Parents That Shred
Posted on Friday, July 27, 2001 by Ryan
July 27, 2001 by Ryan Clements
The parental interest and involvement at the Skatepark of Tampa is at an all time high. I have so much appreciation for the moms and dads that I see at our skateboarding events. I’m talking about the ones that sweat their asses off on the non-ventilated balcony at our All Ages Contests, cheering on their kids’ first kickflips with the same pride as their first steps. These are the middle-aged folks who fight it out to the bitter end in the product tosses (well, maybe the “Mom and Dad Product Tosses” aren’t that gnarly). Witnessing die-hard parents view video premieres and have no idea what’s going down is motivating to me.
Although some skaters may think that it’s lame that their parents are watching and supporting them, it’s actually damn cool. If you’re the child of one of these types, you should give mom and/or dad a pat on the back (feel fortunate if it’s mom and dad nowadays). If your parents are down with you skating and spend their free time carting you and the bros around to different skatespots, then I suggest that you give them a well-deserved thank you. Allow me to pass something on that my wife taught me: You catch a lot more flies with honey. That basically means above everything, it’s most important to be nice, especially to the ones you love. I assure you that everything will go much better at home. If your parents ask a simple favor of you, then just appease them. Trust me on this one. I’ve been on both sides of the fence.

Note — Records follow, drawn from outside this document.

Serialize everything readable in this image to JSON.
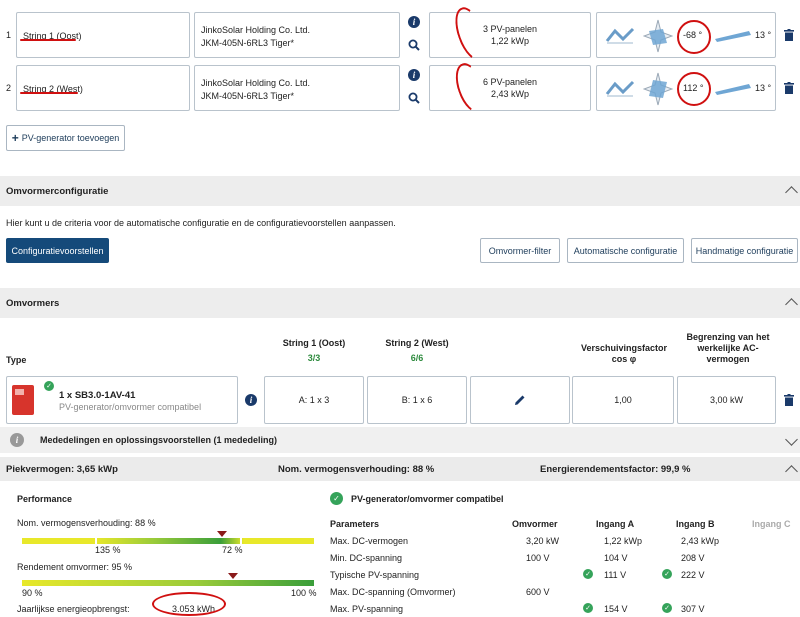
{
  "strings": [
    {
      "num": "1",
      "name": "String 1 (Oost)",
      "manufacturer": "JinkoSolar Holding Co. Ltd.",
      "model": "JKM-405N-6RL3 Tiger*",
      "panels": "3 PV-panelen",
      "power": "1,22 kWp",
      "azimuth": "-68 °",
      "tilt": "13 °"
    },
    {
      "num": "2",
      "name": "String 2 (West)",
      "manufacturer": "JinkoSolar Holding Co. Ltd.",
      "model": "JKM-405N-6RL3 Tiger*",
      "panels": "6 PV-panelen",
      "power": "2,43 kWp",
      "azimuth": "112 °",
      "tilt": "13 °"
    }
  ],
  "add_generator": "PV-generator toevoegen",
  "config": {
    "title": "Omvormerconfiguratie",
    "desc": "Hier kunt u de criteria voor de automatische configuratie en de configuratievoorstellen aanpassen.",
    "btn_proposals": "Configuratievoorstellen",
    "btn_filter": "Omvormer-filter",
    "btn_auto": "Automatische configuratie",
    "btn_manual": "Handmatige configuratie"
  },
  "inverters": {
    "title": "Omvormers",
    "col_type": "Type",
    "col_s1": "String 1 (Oost)",
    "col_s1_count": "3/3",
    "col_s2": "String 2 (West)",
    "col_s2_count": "6/6",
    "col_phase": "Verschuivingsfactor cos φ",
    "col_limit": "Begrenzing van het werkelijke AC-vermogen",
    "name": "1 x SB3.0-1AV-41",
    "compat": "PV-generator/omvormer compatibel",
    "s1_val": "A: 1 x 3",
    "s2_val": "B: 1 x 6",
    "phase_val": "1,00",
    "limit_val": "3,00 kW"
  },
  "messages": "Mededelingen en oplossingsvoorstellen (1 mededeling)",
  "summary": {
    "peak": "Piekvermogen: 3,65 kWp",
    "ratio": "Nom. vermogensverhouding: 88 %",
    "yield_factor": "Energierendementsfactor: 99,9 %"
  },
  "performance": {
    "title": "Performance",
    "ratio_label": "Nom. vermogensverhouding: 88 %",
    "ratio_left": "135 %",
    "ratio_right": "72 %",
    "ratio_level": 0.88,
    "eff_label": "Rendement omvormer: 95 %",
    "eff_left": "90 %",
    "eff_right": "100 %",
    "eff_level": 0.95,
    "yield_label": "Jaarlijkse energieopbrengst:",
    "yield_value": "3.053 kWh"
  },
  "compat_panel": {
    "title": "PV-generator/omvormer compatibel",
    "headers": [
      "Parameters",
      "Omvormer",
      "Ingang A",
      "Ingang B",
      "Ingang C"
    ],
    "rows": [
      {
        "param": "Max. DC-vermogen",
        "inv": "3,20 kW",
        "a": "1,22 kWp",
        "b": "2,43 kWp",
        "a_ok": false,
        "b_ok": false
      },
      {
        "param": "Min. DC-spanning",
        "inv": "100 V",
        "a": "104 V",
        "b": "208 V",
        "a_ok": false,
        "b_ok": false
      },
      {
        "param": "Typische PV-spanning",
        "inv": "",
        "a": "111 V",
        "b": "222 V",
        "a_ok": true,
        "b_ok": true
      },
      {
        "param": "Max. DC-spanning (Omvormer)",
        "inv": "600 V",
        "a": "",
        "b": "",
        "a_ok": false,
        "b_ok": false
      },
      {
        "param": "Max. PV-spanning",
        "inv": "",
        "a": "154 V",
        "b": "307 V",
        "a_ok": true,
        "b_ok": true
      }
    ]
  },
  "colors": {
    "primary": "#154a7a",
    "annotation": "#d01010",
    "ok": "#35a35a"
  }
}
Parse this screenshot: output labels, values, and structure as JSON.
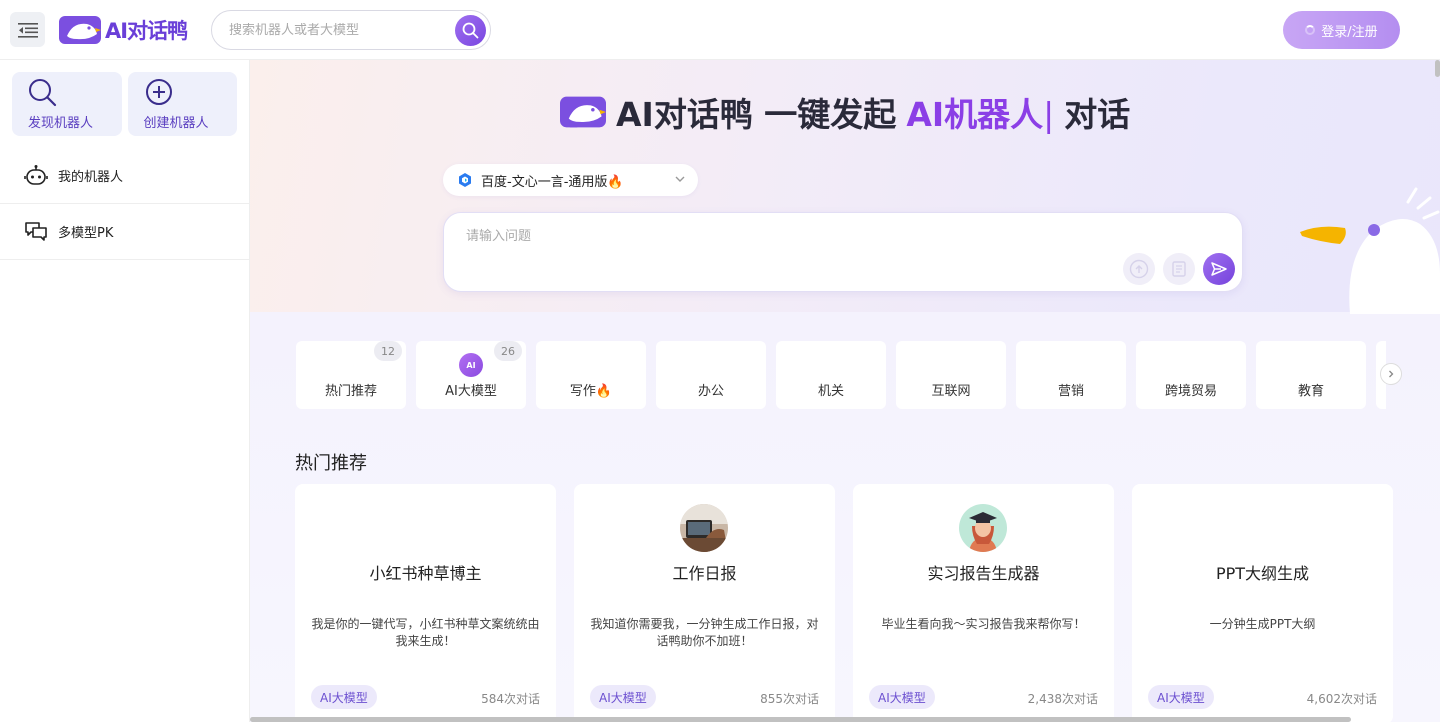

I was a skateboarding son and now I’m a skateboarding father.
For the parental units checking this out, times are a changin’. If your kid doesn’t play baseball, football, or soccer…sorry Mom. Get with the times. Blue hair, studded belts, and DC shoes are prevalent in every junior high and high school classroom. Kids are over the pep rallies; they want skateboarding, damn-it! Read the email below that I received from a wonderful wife and mother named Sarah. She was the inspiration for this topic. The bond that her family shares is obvious.
Perhaps you remember us. My husband's name is Todd Strauss. My name is Sarah and our son's name is Riley. We live in the West Palm Beach area and have frequented SPOT whenever we visit Tampa.
Todd has become a stepparent to a sweet little boy who enjoys skating immensely, as well as spending time with his new dad (Todd still skates). I think Todd’s love for the sport has helped cultivate a very special relationship between them. They spend almost every day outside on the launch ramp and railslide that they made together, regardless of how tired they are at the end of a long day. God, I am choking up.
I just wanted to thank you for your dedication to the sport and your dedication to the kids. I know that most of you guys out there are real bad-asses. You shred. You've got scabs and scars. But there's just enough softness that comes through when you talk to the little ones; the ones who one day want to become just like you. I've seen it with my own eyes.
Case in point:
We saw you skate at the Tony Hawk shindig, and even though it was only for a minute and even though you were tremendously busy and tired, you took the time for one photograph with my son. It could’ve rained poop on us that day. Riley didn't care. He admired your physical abilities and it gave him something to work hard for. And you were accessible. Pretty sweet.
I hope I speak for all of the parents out there. Keep up the good work. We are grateful for your efforts and those of your staff.
Kids: Be cool to Mom and Dad. They love you more than words can describe and are willing to do anything for you.
Parents: Be accepting of the things that your skateboarding children are doing that you think are ridiculous. I know that you don’t understand the purpose of explicative-ridden hip-hop, switch crooks, and why they always need new shoes, but that’s what they live for.
Thanks, Sarah. You made my week. My thoughts in this piece are dedicated to Lori and Ryan.
All of my love,